How Can I Tell If It Is Obstructive Apnea Or Central Sleep Apnea?
You need to undergo a sleep study to determine if you have sleep disordered breathing and if your apnea is predominantly Central Sleep Apnea or Obstructive Sleep Apnea. During a sleep study, your breathing patterns are measured so that your doctor can determine the next steps with you.
Could I Have Central Sleep Apnea?
1 in 3 people with heart failure have CSA. If you feel very tired or fatigued during the day, wake up often during the night, or have poor memory, difficulty concentrating, an irregular heart beat or heart failure, ask your doctor if you are at risk for Central Sleep Apnea.
How Is Central Sleep Apnea Diagnosed?
Central Sleep Apnea diagnosis is based on a clinical sleep study that can be performed at home or overnight at a sleep center. Symptoms of CSA can be similar to the symptoms of heart failure. That is why discussing CSA with your doctor is so important to know if you are at risk.
During a sleep study, external testing devices monitor the body’s oxygen, airflow, chest and abdominal movement during sleep. The study determines if you have Sleep Disordered Breathing and whether your primary type of apnea is predominantly Central Sleep Apnea or Obstructive Sleep Apnea.
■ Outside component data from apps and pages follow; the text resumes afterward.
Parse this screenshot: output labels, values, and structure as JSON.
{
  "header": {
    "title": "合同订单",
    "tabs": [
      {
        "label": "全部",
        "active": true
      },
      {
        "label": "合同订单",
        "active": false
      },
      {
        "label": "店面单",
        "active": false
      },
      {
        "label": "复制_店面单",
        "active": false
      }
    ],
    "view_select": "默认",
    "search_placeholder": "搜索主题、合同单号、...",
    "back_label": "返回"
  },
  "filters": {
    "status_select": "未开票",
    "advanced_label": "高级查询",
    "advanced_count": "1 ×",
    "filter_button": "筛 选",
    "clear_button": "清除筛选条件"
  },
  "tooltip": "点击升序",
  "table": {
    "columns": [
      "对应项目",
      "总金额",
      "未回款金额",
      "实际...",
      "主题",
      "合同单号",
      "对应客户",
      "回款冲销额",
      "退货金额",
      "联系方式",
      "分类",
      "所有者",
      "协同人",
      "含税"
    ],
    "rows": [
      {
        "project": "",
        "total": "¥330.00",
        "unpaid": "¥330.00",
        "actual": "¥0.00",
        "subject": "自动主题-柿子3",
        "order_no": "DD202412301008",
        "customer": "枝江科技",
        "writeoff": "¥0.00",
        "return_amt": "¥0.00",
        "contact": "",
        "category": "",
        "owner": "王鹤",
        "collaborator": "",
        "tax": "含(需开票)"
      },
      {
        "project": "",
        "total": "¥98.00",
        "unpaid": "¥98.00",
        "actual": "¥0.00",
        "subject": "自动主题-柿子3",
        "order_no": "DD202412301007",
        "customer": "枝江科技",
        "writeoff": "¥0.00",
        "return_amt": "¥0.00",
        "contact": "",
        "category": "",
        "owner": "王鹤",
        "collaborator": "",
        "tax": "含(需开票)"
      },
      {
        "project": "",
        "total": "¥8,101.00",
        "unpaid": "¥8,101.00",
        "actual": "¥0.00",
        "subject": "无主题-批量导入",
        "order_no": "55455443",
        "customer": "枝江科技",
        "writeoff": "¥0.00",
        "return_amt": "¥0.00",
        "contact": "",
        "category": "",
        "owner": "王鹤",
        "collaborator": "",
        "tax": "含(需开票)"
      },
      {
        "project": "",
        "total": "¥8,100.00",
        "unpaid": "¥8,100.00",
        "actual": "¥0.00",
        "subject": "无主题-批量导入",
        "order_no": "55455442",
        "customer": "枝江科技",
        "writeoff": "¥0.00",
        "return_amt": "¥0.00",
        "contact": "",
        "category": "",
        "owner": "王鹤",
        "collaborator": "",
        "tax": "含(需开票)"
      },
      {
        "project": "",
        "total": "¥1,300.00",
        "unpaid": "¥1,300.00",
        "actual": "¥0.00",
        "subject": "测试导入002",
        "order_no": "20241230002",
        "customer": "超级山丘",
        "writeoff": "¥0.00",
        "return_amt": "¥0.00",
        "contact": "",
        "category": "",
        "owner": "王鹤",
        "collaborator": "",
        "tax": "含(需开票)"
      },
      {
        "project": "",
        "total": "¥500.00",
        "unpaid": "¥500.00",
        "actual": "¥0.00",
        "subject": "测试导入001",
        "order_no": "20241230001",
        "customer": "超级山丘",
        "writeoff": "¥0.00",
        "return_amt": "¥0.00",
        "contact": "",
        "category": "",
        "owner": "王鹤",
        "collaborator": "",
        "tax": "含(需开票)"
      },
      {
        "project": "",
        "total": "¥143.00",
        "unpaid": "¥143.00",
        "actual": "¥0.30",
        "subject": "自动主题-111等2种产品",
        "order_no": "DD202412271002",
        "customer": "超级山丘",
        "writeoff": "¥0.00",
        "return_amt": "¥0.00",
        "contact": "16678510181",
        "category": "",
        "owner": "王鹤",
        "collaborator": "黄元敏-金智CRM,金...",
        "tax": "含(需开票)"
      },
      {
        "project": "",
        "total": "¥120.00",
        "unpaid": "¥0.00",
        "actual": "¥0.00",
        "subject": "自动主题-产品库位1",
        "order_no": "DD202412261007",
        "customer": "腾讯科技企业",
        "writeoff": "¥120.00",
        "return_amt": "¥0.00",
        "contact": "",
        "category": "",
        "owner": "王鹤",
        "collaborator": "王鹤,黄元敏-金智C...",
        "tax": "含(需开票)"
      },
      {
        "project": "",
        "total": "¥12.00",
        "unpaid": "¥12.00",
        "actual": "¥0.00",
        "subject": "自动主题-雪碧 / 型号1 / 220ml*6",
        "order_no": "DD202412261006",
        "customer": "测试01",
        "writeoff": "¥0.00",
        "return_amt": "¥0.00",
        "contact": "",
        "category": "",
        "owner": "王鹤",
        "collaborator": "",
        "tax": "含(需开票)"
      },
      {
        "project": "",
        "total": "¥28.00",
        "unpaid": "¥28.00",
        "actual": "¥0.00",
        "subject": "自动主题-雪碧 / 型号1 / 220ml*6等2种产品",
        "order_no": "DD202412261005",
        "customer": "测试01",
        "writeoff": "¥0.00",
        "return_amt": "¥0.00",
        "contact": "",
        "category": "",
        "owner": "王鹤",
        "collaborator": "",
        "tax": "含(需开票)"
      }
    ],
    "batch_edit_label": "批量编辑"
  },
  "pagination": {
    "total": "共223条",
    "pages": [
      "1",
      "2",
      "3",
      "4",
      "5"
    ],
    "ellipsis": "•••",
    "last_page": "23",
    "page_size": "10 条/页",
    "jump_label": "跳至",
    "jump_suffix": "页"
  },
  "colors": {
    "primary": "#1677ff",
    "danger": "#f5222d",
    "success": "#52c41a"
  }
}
At home testing can be done using a pulse oximeter overnight. Results can indicate sleep apnea, but further testing is needed to distinguish the type of apnea. Another at home option is sleep testing devices which can distinguish Central Sleep Apnea from Obstructive Sleep Apnea. An observed overnight sleep study performed at a sleep center may offer additional insight through sleep and leg movement monitoring.
How Is Central Sleep Apnea Treated Today?
Current therapies for CSA include oxygen and mask-based therapies like continuous positive airway pressure (CPAP) and adaptive servoventilation (ASV) devices. These options can improve CSA, but are limited by issues with patient compliance, ease of use and tolerability. The remedē® System is designed to treat the cause of the disease by replacing the missing signal from the brain to initiate breathing and restores natural breathing…one breath at a time™.
How Is The Device Placed?
The remedē® System is placed by a cardiologist without the use of general anesthesia. A neurostimulator is placed beneath the skin on either the right or left chest below the clavicle similar to a pacemaker placement. The lead is positioned within a vein close to the phrenic nerve. The neurostimulator delivers small electrical pulses, via the lead, to the phrenic nerve. The electrical pulses create a diaphragmatic response restoring a more natural breathing pattern during sleep.